The piano (or pianoforte) is played all over the world and requires a great deal of coordination by the player. There are various sizes and shapes of piano with the most common being the 'upright' and the grand (pictured).

As the pianist plays the keys, a hammer mechanism strikes the strings inside the piano with a felt hammer causing them to vibrate thus producing the sound.

There have been many virtuosi players over the years and composers have written extensively for the instrument. In the classical era, Mozart wrote 27 concerti for piano as well as numerous solo works. With composers including Liszt, Paganini and Chopin writing countless works the piano soon became one of the most written for instruments.

In recent years the composer Einaudi has been taking the world by storm. This is a performance of his 'Berlin Song' performed at the Royal Albert Hall.

Here is a video featuring some boogie woogie!

Jools Holland interviews and then performs with Axel Zwingenberger, Ben Waters, Charlie Watts, Dave Green.

Useful information

Who can play the piano

Anyone can play the piano at any age however most children start at about Year 3.


If it is not suitable for everyone, what alternative instrument would you recommend and why?

Sometimes children begin on an electric keyboard to see if they like the piano – these are obviously smaller and also cheaper than a piano! However this keyboard must be touch sensitive to mimic the piano touch.

What qualities of the piano are special?

The sound of the piano is unique – everyone recognises it. It can be used as a solo instrument as well as accompanying other instruments and voices. 

Learning to play any instrument develops lots of new skills.  What are the particular benefits of playing the piano?

Benefits of learning the piano include developing good knowledge of both treble and bass clef – this is especially useful if you have begun piano and are thinking of taking up another instrument as well.  Also good piano skills are essential for any sort of career in music.

Are all pianos the same?

There are usually two sorts of piano - upright and grand. Upright pianos are most commonly seen – most schools have one.  Grand pianos are often for big performances with orchestras or recitals for example.  They are also usually much more expensive!

If you are thinking of buying a piano then please seek advice from any Musica Kirklees piano teacher before purchasing.  Things such as tuning and general condition can vary hugely between instruments.

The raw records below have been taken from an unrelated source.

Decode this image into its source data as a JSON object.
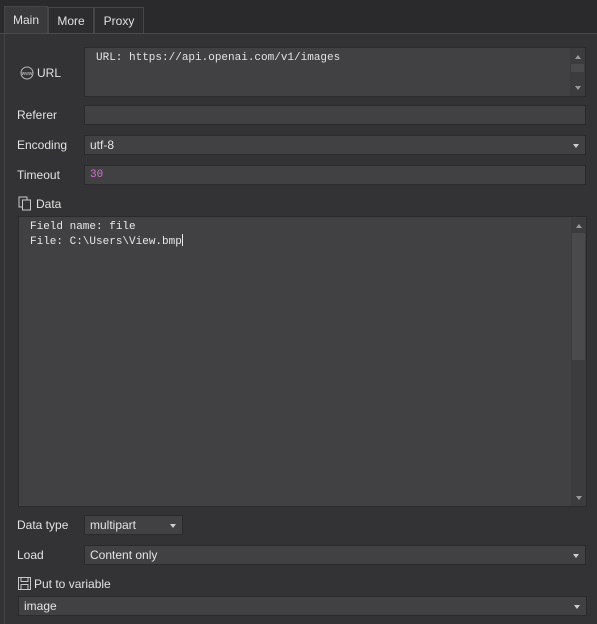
{
  "tabs": [
    {
      "label": "Main",
      "active": true
    },
    {
      "label": "More",
      "active": false
    },
    {
      "label": "Proxy",
      "active": false
    }
  ],
  "url": {
    "label": "URL",
    "icon": "www-icon",
    "value": "URL: https://api.openai.com/v1/images"
  },
  "referer": {
    "label": "Referer",
    "value": ""
  },
  "encoding": {
    "label": "Encoding",
    "value": "utf-8"
  },
  "timeout": {
    "label": "Timeout",
    "value": "30",
    "value_color": "#d070d0"
  },
  "data": {
    "label": "Data",
    "icon": "copy-icon",
    "lines": [
      "Field name: file",
      "File: C:\\Users\\View.bmp"
    ]
  },
  "data_type": {
    "label": "Data type",
    "value": "multipart"
  },
  "load": {
    "label": "Load",
    "value": "Content only"
  },
  "put_to_variable": {
    "label": "Put to variable",
    "icon": "save-icon",
    "value": "image"
  }
}
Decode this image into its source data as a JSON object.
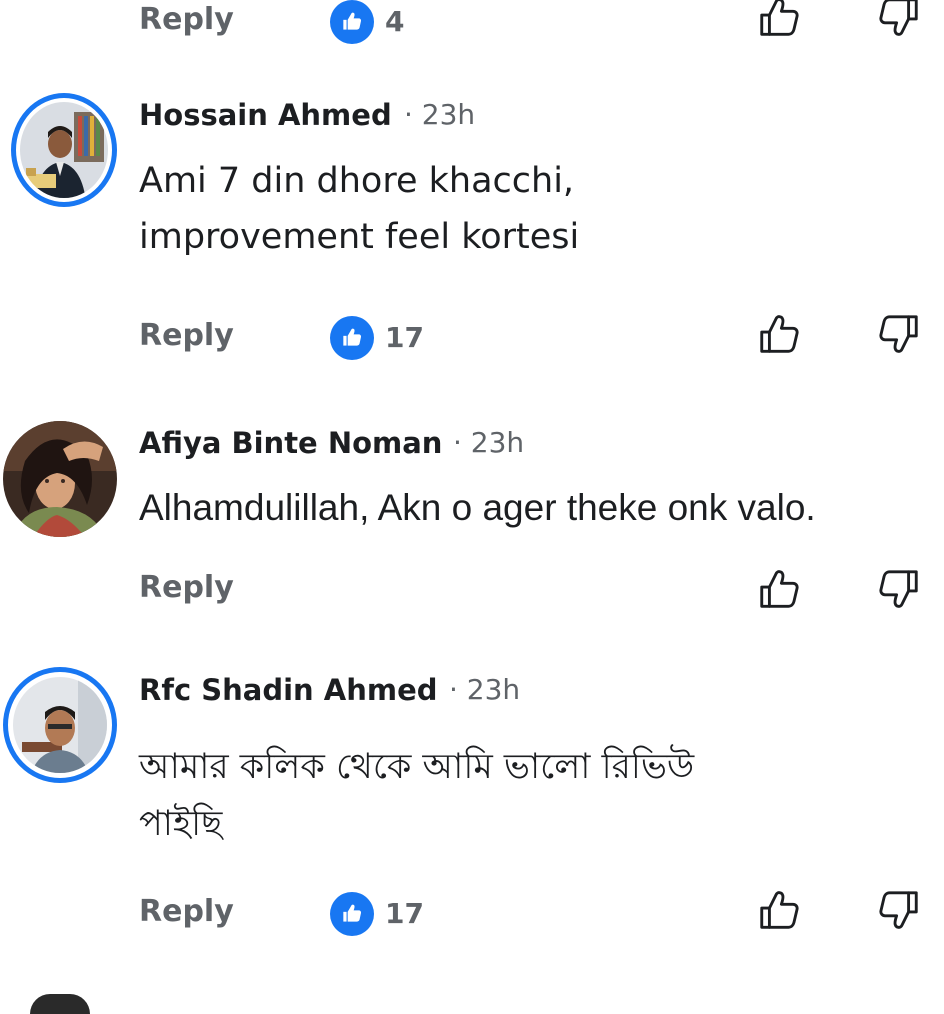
{
  "labels": {
    "reply": "Reply"
  },
  "colors": {
    "accent": "#1877f2",
    "secondary_text": "#5f6368",
    "primary_text": "#1c1e21"
  },
  "top_row": {
    "like_count": "4"
  },
  "comments": [
    {
      "author": "Hossain Ahmed",
      "time": "· 23h",
      "text_line1": "Ami 7 din dhore khacchi,",
      "text_line2": "improvement feel kortesi",
      "like_count": "17"
    },
    {
      "author": "Afiya Binte Noman",
      "time": "· 23h",
      "text_line1": "Alhamdulillah, Akn o ager theke onk valo."
    },
    {
      "author": "Rfc Shadin Ahmed",
      "time": "· 23h",
      "text_line1": "আমার কলিক থেকে আমি ভালো রিভিউ",
      "text_line2": "পাইছি",
      "like_count": "17"
    }
  ],
  "icons": [
    "like-badge-icon",
    "thumbs-up-icon",
    "thumbs-down-icon",
    "avatar"
  ]
}
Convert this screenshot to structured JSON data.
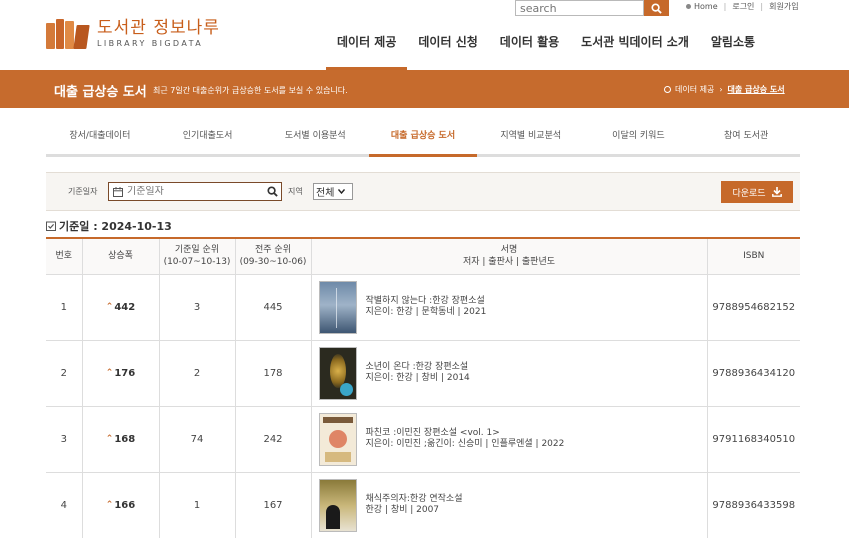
{
  "header": {
    "logo_ko": "도서관 정보나루",
    "logo_en": "LIBRARY BIGDATA",
    "search_placeholder": "search",
    "top_links": [
      "Home",
      "로그인",
      "회원가입"
    ],
    "gnb": [
      "데이터 제공",
      "데이터 신청",
      "데이터 활용",
      "도서관 빅데이터 소개",
      "알림소통"
    ]
  },
  "banner": {
    "title": "대출 급상승 도서",
    "desc": "최근 7일간 대출순위가 급상승한 도서를 보실 수 있습니다.",
    "crumb_parent": "데이터 제공",
    "crumb_current": "대출 급상승 도서"
  },
  "subtabs": [
    "장서/대출데이터",
    "인기대출도서",
    "도서별 이용분석",
    "대출 급상승 도서",
    "지역별 비교분석",
    "이달의 키워드",
    "참여 도서관"
  ],
  "filter": {
    "date_label": "기준일자",
    "date_placeholder": "기준일자",
    "region_label": "지역",
    "region_value": "전체",
    "download_label": "다운로드"
  },
  "date_heading": "기준일 : 2024-10-13",
  "table": {
    "headers": {
      "no": "번호",
      "rise": "상승폭",
      "cur_rank_1": "기준일 순위",
      "cur_rank_2": "(10-07~10-13)",
      "prev_rank_1": "전주 순위",
      "prev_rank_2": "(09-30~10-06)",
      "title_1": "서명",
      "title_2": "저자 | 출판사 | 출판년도",
      "isbn": "ISBN"
    },
    "rows": [
      {
        "no": "1",
        "rise": "442",
        "cur": "3",
        "prev": "445",
        "title": "작별하지 않는다 :한강 장편소설",
        "meta": "지은이: 한강 | 문학동네 | 2021",
        "isbn": "9788954682152"
      },
      {
        "no": "2",
        "rise": "176",
        "cur": "2",
        "prev": "178",
        "title": "소년이 온다 :한강 장편소설",
        "meta": "지은이: 한강 | 창비 | 2014",
        "isbn": "9788936434120"
      },
      {
        "no": "3",
        "rise": "168",
        "cur": "74",
        "prev": "242",
        "title": "파친코 :이민진 장편소설 <vol. 1>",
        "meta": "지은이: 이민진 ;옮긴이: 신승미 | 인플루엔셜 | 2022",
        "isbn": "9791168340510"
      },
      {
        "no": "4",
        "rise": "166",
        "cur": "1",
        "prev": "167",
        "title": "채식주의자:한강 연작소설",
        "meta": "한강 | 창비 | 2007",
        "isbn": "9788936433598"
      }
    ]
  },
  "colors": {
    "accent": "#c6692a",
    "banner": "#c66b2d"
  }
}
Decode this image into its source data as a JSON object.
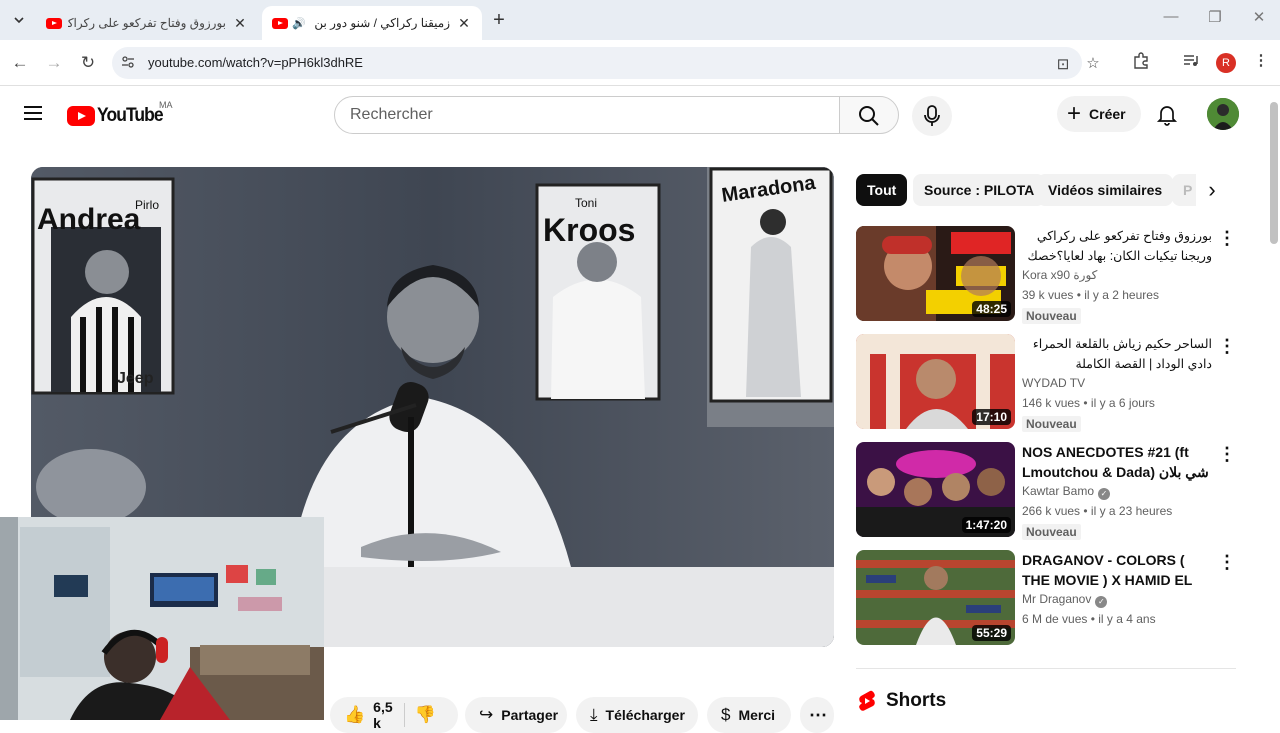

Are there any famous musicians or pieces associated with the piano?

Have a listen to Clair De Lune by Debussy for the piano sounding very beautiful or anything played by Jools Holland for a big band jazz sound!